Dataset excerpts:
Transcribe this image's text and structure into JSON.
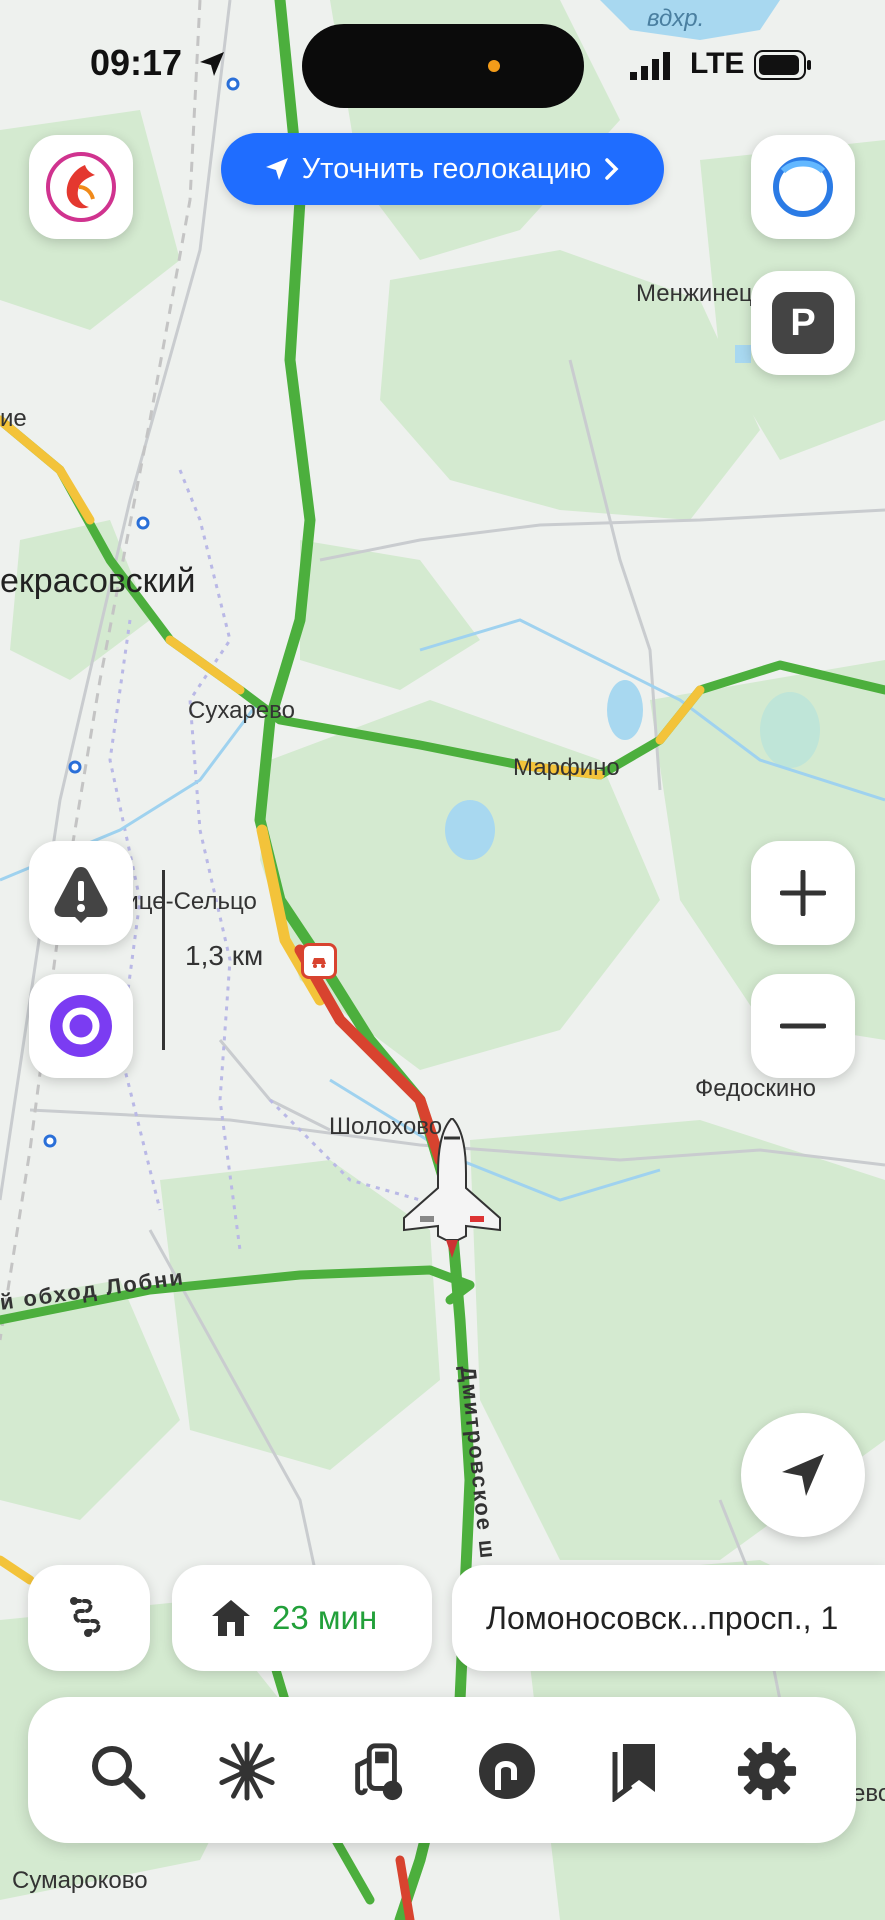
{
  "status_bar": {
    "time": "09:17",
    "network": "LTE"
  },
  "geo_button": {
    "label": "Уточнить геолокацию"
  },
  "parking_button": {
    "label": "P"
  },
  "map_labels": {
    "vdhr": "вдхр.",
    "menzhinets": "Менжинец",
    "ie": "ие",
    "nekrasovsky": "екрасовский",
    "sukharevo": "Сухарево",
    "marfino": "Марфино",
    "troitse": "оице-Сельцо",
    "fedoskino": "Федоскино",
    "sholokhovo": "Шолохово",
    "obkhod": "й обход Лобни",
    "dmitrovskoe": "Дмитровское ш",
    "sumarokovo": "Сумароково",
    "evo": "ево"
  },
  "scale": {
    "text": "1,3 км"
  },
  "route_bar": {
    "eta": "23 мин",
    "destination": "Ломоносовск...просп., 1"
  },
  "toolbar": {
    "items": [
      "search-icon",
      "burst-icon",
      "fuel-icon",
      "route-icon",
      "bookmarks-icon",
      "gear-icon"
    ]
  },
  "colors": {
    "accent": "#1f6dff",
    "road_green": "#4caf3d",
    "road_yellow": "#f3c33a",
    "road_red": "#d8432f",
    "forest": "#d6ecd2",
    "water": "#a8d8f0",
    "alice_purple": "#7b3cf2"
  }
}
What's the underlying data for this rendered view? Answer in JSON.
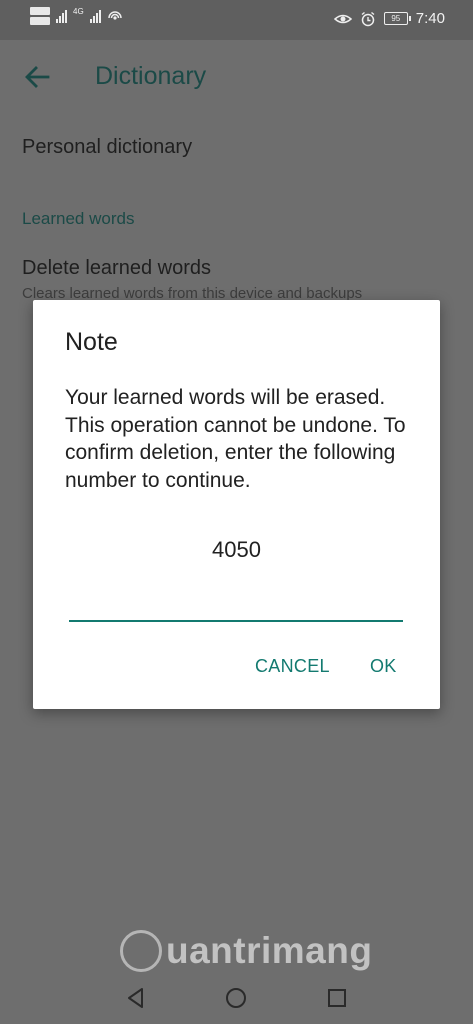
{
  "status_bar": {
    "time": "7:40",
    "battery": "95",
    "network": "4G",
    "icons": [
      "sim-icon",
      "signal-icon",
      "hotspot-icon",
      "eye-icon",
      "alarm-icon",
      "battery-icon"
    ]
  },
  "app_bar": {
    "title": "Dictionary",
    "back_icon": "arrow-back-icon"
  },
  "settings": {
    "personal_dictionary": "Personal dictionary",
    "section_header": "Learned words",
    "delete_title": "Delete learned words",
    "delete_summary": "Clears learned words from this device and backups"
  },
  "dialog": {
    "title": "Note",
    "message": "Your learned words will be erased. This operation cannot be undone. To confirm deletion, enter the following number to continue.",
    "code": "4050",
    "input_value": "",
    "cancel_label": "CANCEL",
    "ok_label": "OK"
  },
  "watermark": {
    "text": "uantrimang"
  },
  "nav_bar": {
    "icons": [
      "back-triangle-icon",
      "home-circle-icon",
      "recents-square-icon"
    ]
  },
  "colors": {
    "accent": "#137a70",
    "scrim_bg": "#6e6e6e",
    "dialog_bg": "#ffffff"
  }
}
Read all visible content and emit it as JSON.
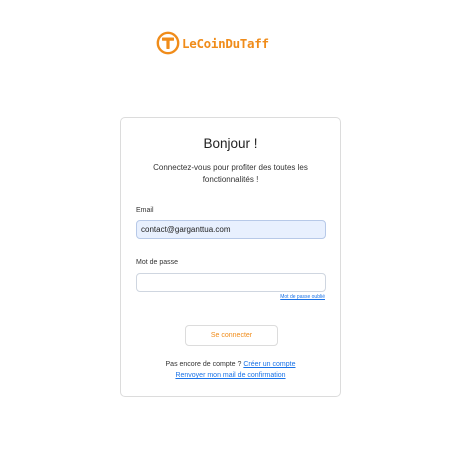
{
  "brand": {
    "name": "LeCoinDuTaff",
    "accent": "#f08c1a",
    "icon": "hammer-t-icon"
  },
  "login": {
    "title": "Bonjour !",
    "subtitle": "Connectez-vous pour profiter des toutes les fonctionnalités !",
    "email_label": "Email",
    "email_value": "contact@garganttua.com",
    "password_label": "Mot de passe",
    "password_value": "",
    "forgot_link": "Mot de passe oublié",
    "submit_label": "Se connecter",
    "no_account_text": "Pas encore de compte ? ",
    "create_account_link": "Créer un compte",
    "resend_link": "Renvoyer mon mail de confirmation"
  },
  "colors": {
    "link": "#1a73e8",
    "autofill_bg": "#e8f0fe"
  }
}
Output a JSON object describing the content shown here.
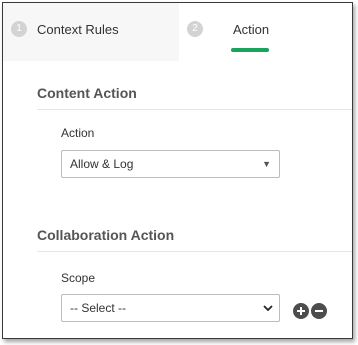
{
  "tabs": [
    {
      "step": "1",
      "label": "Context Rules"
    },
    {
      "step": "2",
      "label": "Action"
    }
  ],
  "content_action": {
    "title": "Content Action",
    "action_label": "Action",
    "action_value": "Allow & Log"
  },
  "collaboration_action": {
    "title": "Collaboration Action",
    "scope_label": "Scope",
    "scope_value": "-- Select --"
  },
  "colors": {
    "active_tab_underline": "#1aa35b",
    "round_button": "#4d4d4d"
  }
}
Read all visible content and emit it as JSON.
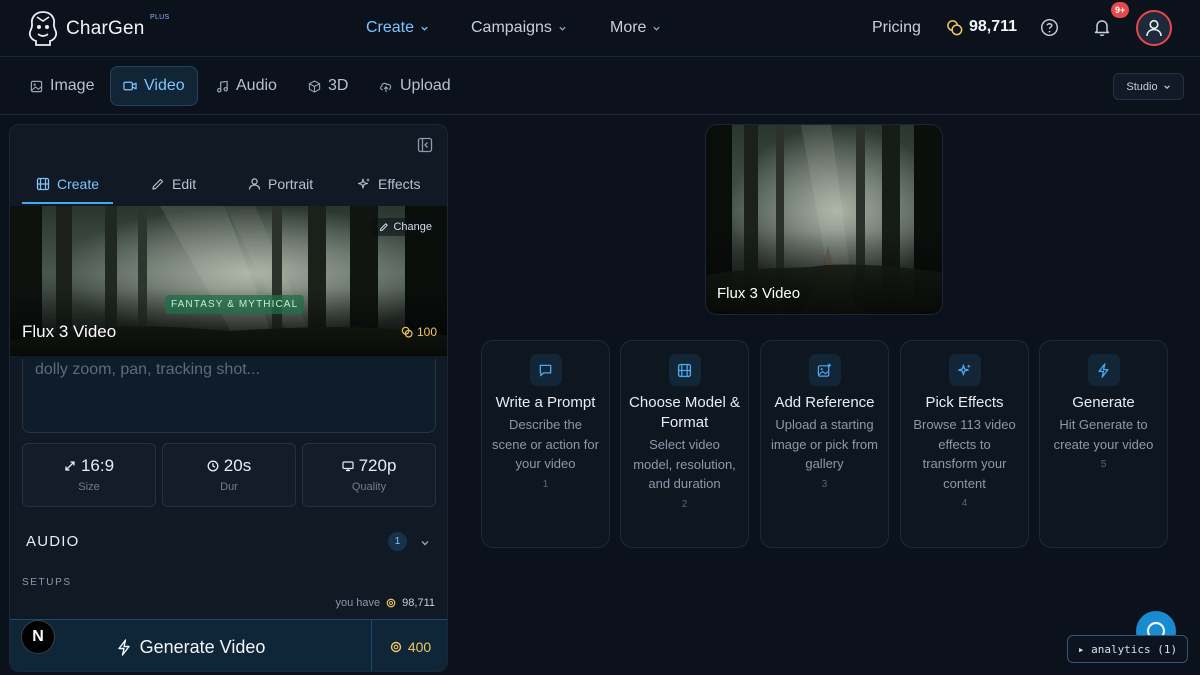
{
  "brand": {
    "name": "CharGen",
    "badge": "PLUS"
  },
  "nav": {
    "links": [
      {
        "label": "Create",
        "active": true
      },
      {
        "label": "Campaigns",
        "active": false
      },
      {
        "label": "More",
        "active": false
      }
    ],
    "pricing": "Pricing",
    "credits": "98,711",
    "notifications_badge": "9+"
  },
  "media_tabs": [
    {
      "label": "Image",
      "icon": "image-icon"
    },
    {
      "label": "Video",
      "icon": "video-icon",
      "active": true
    },
    {
      "label": "Audio",
      "icon": "music-icon"
    },
    {
      "label": "3D",
      "icon": "cube-icon"
    },
    {
      "label": "Upload",
      "icon": "upload-icon"
    }
  ],
  "studio_select": "Studio",
  "panel": {
    "tabs": [
      {
        "label": "Create",
        "icon": "film-icon",
        "active": true
      },
      {
        "label": "Edit",
        "icon": "pencil-icon"
      },
      {
        "label": "Portrait",
        "icon": "user-icon"
      },
      {
        "label": "Effects",
        "icon": "sparkles-icon"
      }
    ],
    "model": {
      "change_label": "Change",
      "genre": "FANTASY & MYTHICAL",
      "name": "Flux 3 Video",
      "cost": "100"
    },
    "prompt_placeholder": "dolly zoom, pan, tracking shot...",
    "options": [
      {
        "value": "16:9",
        "label": "Size",
        "icon": "resize-icon"
      },
      {
        "value": "20s",
        "label": "Dur",
        "icon": "clock-icon"
      },
      {
        "value": "720p",
        "label": "Quality",
        "icon": "monitor-icon"
      }
    ],
    "audio": {
      "title": "AUDIO",
      "count": "1"
    },
    "setups_label": "SETUPS",
    "you_have_label": "you have",
    "you_have_value": "98,711",
    "generate_label": "Generate Video",
    "generate_cost": "400"
  },
  "preview": {
    "title": "Flux 3 Video"
  },
  "steps": [
    {
      "title": "Write a Prompt",
      "desc": "Describe the scene or action for your video",
      "num": "1",
      "icon": "message-square-icon"
    },
    {
      "title": "Choose Model & Format",
      "desc": "Select video model, resolution, and duration",
      "num": "2",
      "icon": "film-icon"
    },
    {
      "title": "Add Reference",
      "desc": "Upload a starting image or pick from gallery",
      "num": "3",
      "icon": "image-plus-icon"
    },
    {
      "title": "Pick Effects",
      "desc": "Browse 113 video effects to transform your content",
      "num": "4",
      "icon": "sparkles-icon"
    },
    {
      "title": "Generate",
      "desc": "Hit Generate to create your video",
      "num": "5",
      "icon": "zap-icon"
    }
  ],
  "analytics_label": "▸ analytics (1)",
  "nextjs_badge": "N",
  "colors": {
    "accent": "#7cc5ff",
    "gold": "#f0c75e",
    "danger": "#e5484d",
    "background": "#0b121c"
  }
}
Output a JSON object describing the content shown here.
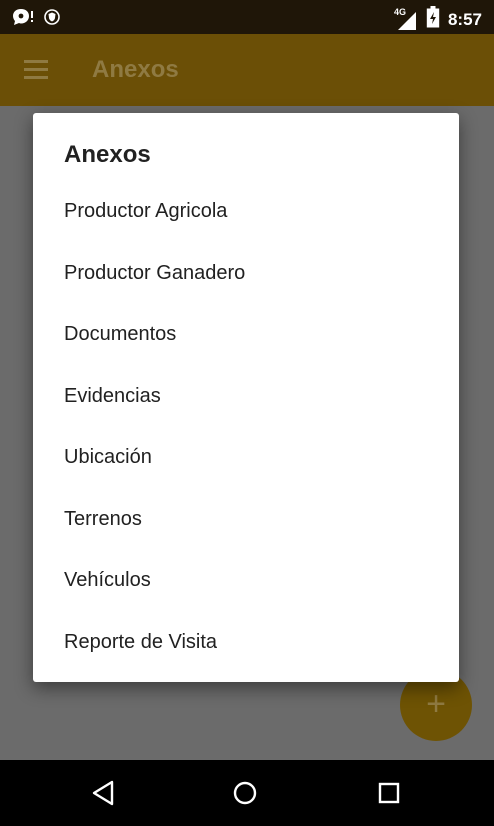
{
  "status_bar": {
    "time": "8:57",
    "network": "4G"
  },
  "app_bar": {
    "title": "Anexos"
  },
  "dialog": {
    "title": "Anexos",
    "items": [
      {
        "label": "Productor Agricola"
      },
      {
        "label": "Productor Ganadero"
      },
      {
        "label": "Documentos"
      },
      {
        "label": "Evidencias"
      },
      {
        "label": "Ubicación"
      },
      {
        "label": "Terrenos"
      },
      {
        "label": "Vehículos"
      },
      {
        "label": "Reporte de Visita"
      }
    ]
  },
  "fab": {
    "icon": "+"
  },
  "colors": {
    "app_bar_dimmed": "#6b4f06",
    "fab_dimmed": "#6e5304",
    "scrim": "#6b6b6b",
    "status_bar": "#1f1608"
  },
  "icons": {
    "status_left": [
      "chat-notification-icon",
      "shield-icon"
    ],
    "status_right": [
      "signal-icon",
      "battery-charging-icon"
    ],
    "navigation": [
      "back-icon",
      "home-icon",
      "recents-icon"
    ]
  }
}
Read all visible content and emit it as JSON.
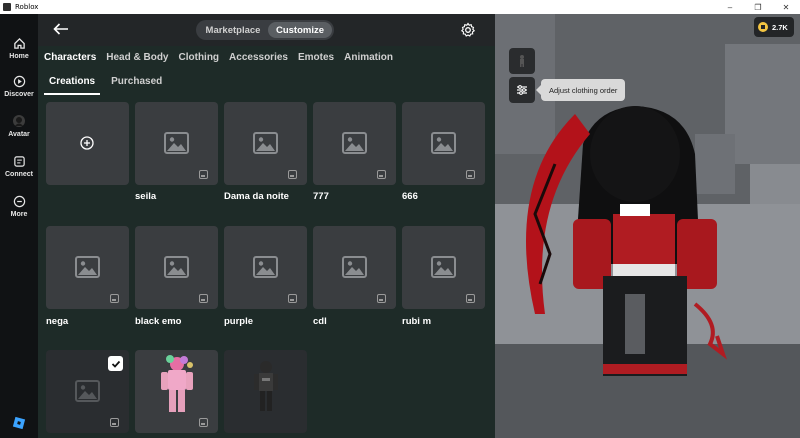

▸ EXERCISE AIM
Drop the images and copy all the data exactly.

▸ RESULT
Transcribe this image's text and structure into JSON.
{
  "status_bar": {
    "time": "09:17",
    "network": "LTE"
  },
  "geo_button": {
    "label": "Уточнить геолокацию"
  },
  "parking_button": {
    "label": "P"
  },
  "map_labels": {
    "vdhr": "вдхр.",
    "menzhinets": "Менжинец",
    "ie": "ие",
    "nekrasovsky": "екрасовский",
    "sukharevo": "Сухарево",
    "marfino": "Марфино",
    "troitse": "оице-Сельцо",
    "fedoskino": "Федоскино",
    "sholokhovo": "Шолохово",
    "obkhod": "й обход Лобни",
    "dmitrovskoe": "Дмитровское ш",
    "sumarokovo": "Сумароково",
    "evo": "ево"
  },
  "scale": {
    "text": "1,3 км"
  },
  "route_bar": {
    "eta": "23 мин",
    "destination": "Ломоносовск...просп., 1"
  },
  "toolbar": {
    "items": [
      "search-icon",
      "burst-icon",
      "fuel-icon",
      "route-icon",
      "bookmarks-icon",
      "gear-icon"
    ]
  },
  "colors": {
    "accent": "#1f6dff",
    "road_green": "#4caf3d",
    "road_yellow": "#f3c33a",
    "road_red": "#d8432f",
    "forest": "#d6ecd2",
    "water": "#a8d8f0",
    "alice_purple": "#7b3cf2"
  }
}
What's the underlying data for this rendered view? Answer in JSON.
{
  "status_bar": {
    "time": "7:40",
    "battery": "95",
    "network": "4G",
    "icons": [
      "sim-icon",
      "signal-icon",
      "hotspot-icon",
      "eye-icon",
      "alarm-icon",
      "battery-icon"
    ]
  },
  "app_bar": {
    "title": "Dictionary",
    "back_icon": "arrow-back-icon"
  },
  "settings": {
    "personal_dictionary": "Personal dictionary",
    "section_header": "Learned words",
    "delete_title": "Delete learned words",
    "delete_summary": "Clears learned words from this device and backups"
  },
  "dialog": {
    "title": "Note",
    "message": "Your learned words will be erased. This operation cannot be undone. To confirm deletion, enter the following number to continue.",
    "code": "4050",
    "input_value": "",
    "cancel_label": "CANCEL",
    "ok_label": "OK"
  },
  "watermark": {
    "text": "uantrimang"
  },
  "nav_bar": {
    "icons": [
      "back-triangle-icon",
      "home-circle-icon",
      "recents-square-icon"
    ]
  },
  "colors": {
    "accent": "#137a70",
    "scrim_bg": "#6e6e6e",
    "dialog_bg": "#ffffff"
  }
}
Read all visible content and emit it as JSON.
{
  "brand": {
    "name": "LeCoinDuTaff",
    "accent": "#f08c1a",
    "icon": "hammer-t-icon"
  },
  "login": {
    "title": "Bonjour !",
    "subtitle": "Connectez-vous pour profiter des toutes les fonctionnalités !",
    "email_label": "Email",
    "email_value": "contact@garganttua.com",
    "password_label": "Mot de passe",
    "password_value": "",
    "forgot_link": "Mot de passe oublié",
    "submit_label": "Se connecter",
    "no_account_text": "Pas encore de compte ? ",
    "create_account_link": "Créer un compte",
    "resend_link": "Renvoyer mon mail de confirmation"
  },
  "colors": {
    "link": "#1a73e8",
    "autofill_bg": "#e8f0fe"
  }
}
Output a JSON object describing the content shown here.
{
  "tabs": [
    {
      "step": "1",
      "label": "Context Rules"
    },
    {
      "step": "2",
      "label": "Action"
    }
  ],
  "content_action": {
    "title": "Content Action",
    "action_label": "Action",
    "action_value": "Allow & Log"
  },
  "collaboration_action": {
    "title": "Collaboration Action",
    "scope_label": "Scope",
    "scope_value": "-- Select --"
  },
  "colors": {
    "active_tab_underline": "#1aa35b",
    "round_button": "#4d4d4d"
  }
}
Read all visible content and emit it as JSON.
{
  "brand": {
    "name": "CharGen",
    "badge": "PLUS"
  },
  "nav": {
    "links": [
      {
        "label": "Create",
        "active": true
      },
      {
        "label": "Campaigns",
        "active": false
      },
      {
        "label": "More",
        "active": false
      }
    ],
    "pricing": "Pricing",
    "credits": "98,711",
    "notifications_badge": "9+"
  },
  "media_tabs": [
    {
      "label": "Image",
      "icon": "image-icon"
    },
    {
      "label": "Video",
      "icon": "video-icon",
      "active": true
    },
    {
      "label": "Audio",
      "icon": "music-icon"
    },
    {
      "label": "3D",
      "icon": "cube-icon"
    },
    {
      "label": "Upload",
      "icon": "upload-icon"
    }
  ],
  "studio_select": "Studio",
  "panel": {
    "tabs": [
      {
        "label": "Create",
        "icon": "film-icon",
        "active": true
      },
      {
        "label": "Edit",
        "icon": "pencil-icon"
      },
      {
        "label": "Portrait",
        "icon": "user-icon"
      },
      {
        "label": "Effects",
        "icon": "sparkles-icon"
      }
    ],
    "model": {
      "change_label": "Change",
      "genre": "FANTASY & MYTHICAL",
      "name": "Flux 3 Video",
      "cost": "100"
    },
    "prompt_placeholder": "dolly zoom, pan, tracking shot...",
    "options": [
      {
        "value": "16:9",
        "label": "Size",
        "icon": "resize-icon"
      },
      {
        "value": "20s",
        "label": "Dur",
        "icon": "clock-icon"
      },
      {
        "value": "720p",
        "label": "Quality",
        "icon": "monitor-icon"
      }
    ],
    "audio": {
      "title": "AUDIO",
      "count": "1"
    },
    "setups_label": "SETUPS",
    "you_have_label": "you have",
    "you_have_value": "98,711",
    "generate_label": "Generate Video",
    "generate_cost": "400"
  },
  "preview": {
    "title": "Flux 3 Video"
  },
  "steps": [
    {
      "title": "Write a Prompt",
      "desc": "Describe the scene or action for your video",
      "num": "1",
      "icon": "message-square-icon"
    },
    {
      "title": "Choose Model & Format",
      "desc": "Select video model, resolution, and duration",
      "num": "2",
      "icon": "film-icon"
    },
    {
      "title": "Add Reference",
      "desc": "Upload a starting image or pick from gallery",
      "num": "3",
      "icon": "image-plus-icon"
    },
    {
      "title": "Pick Effects",
      "desc": "Browse 113 video effects to transform your content",
      "num": "4",
      "icon": "sparkles-icon"
    },
    {
      "title": "Generate",
      "desc": "Hit Generate to create your video",
      "num": "5",
      "icon": "zap-icon"
    }
  ],
  "analytics_label": "▸ analytics (1)",
  "nextjs_badge": "N",
  "colors": {
    "accent": "#7cc5ff",
    "gold": "#f0c75e",
    "danger": "#e5484d",
    "background": "#0b121c"
  }
}
Output a JSON object describing the content shown here.
{
  "status_bar": {
    "time": "8:57",
    "network": "4G"
  },
  "app_bar": {
    "title": "Anexos"
  },
  "dialog": {
    "title": "Anexos",
    "items": [
      {
        "label": "Productor Agricola"
      },
      {
        "label": "Productor Ganadero"
      },
      {
        "label": "Documentos"
      },
      {
        "label": "Evidencias"
      },
      {
        "label": "Ubicación"
      },
      {
        "label": "Terrenos"
      },
      {
        "label": "Vehículos"
      },
      {
        "label": "Reporte de Visita"
      }
    ]
  },
  "fab": {
    "icon": "+"
  },
  "colors": {
    "app_bar_dimmed": "#6b4f06",
    "fab_dimmed": "#6e5304",
    "scrim": "#6b6b6b",
    "status_bar": "#1f1608"
  },
  "icons": {
    "status_left": [
      "chat-notification-icon",
      "shield-icon"
    ],
    "status_right": [
      "signal-icon",
      "battery-charging-icon"
    ],
    "navigation": [
      "back-icon",
      "home-icon",
      "recents-icon"
    ]
  }
}
Read all visible content and emit it as JSON.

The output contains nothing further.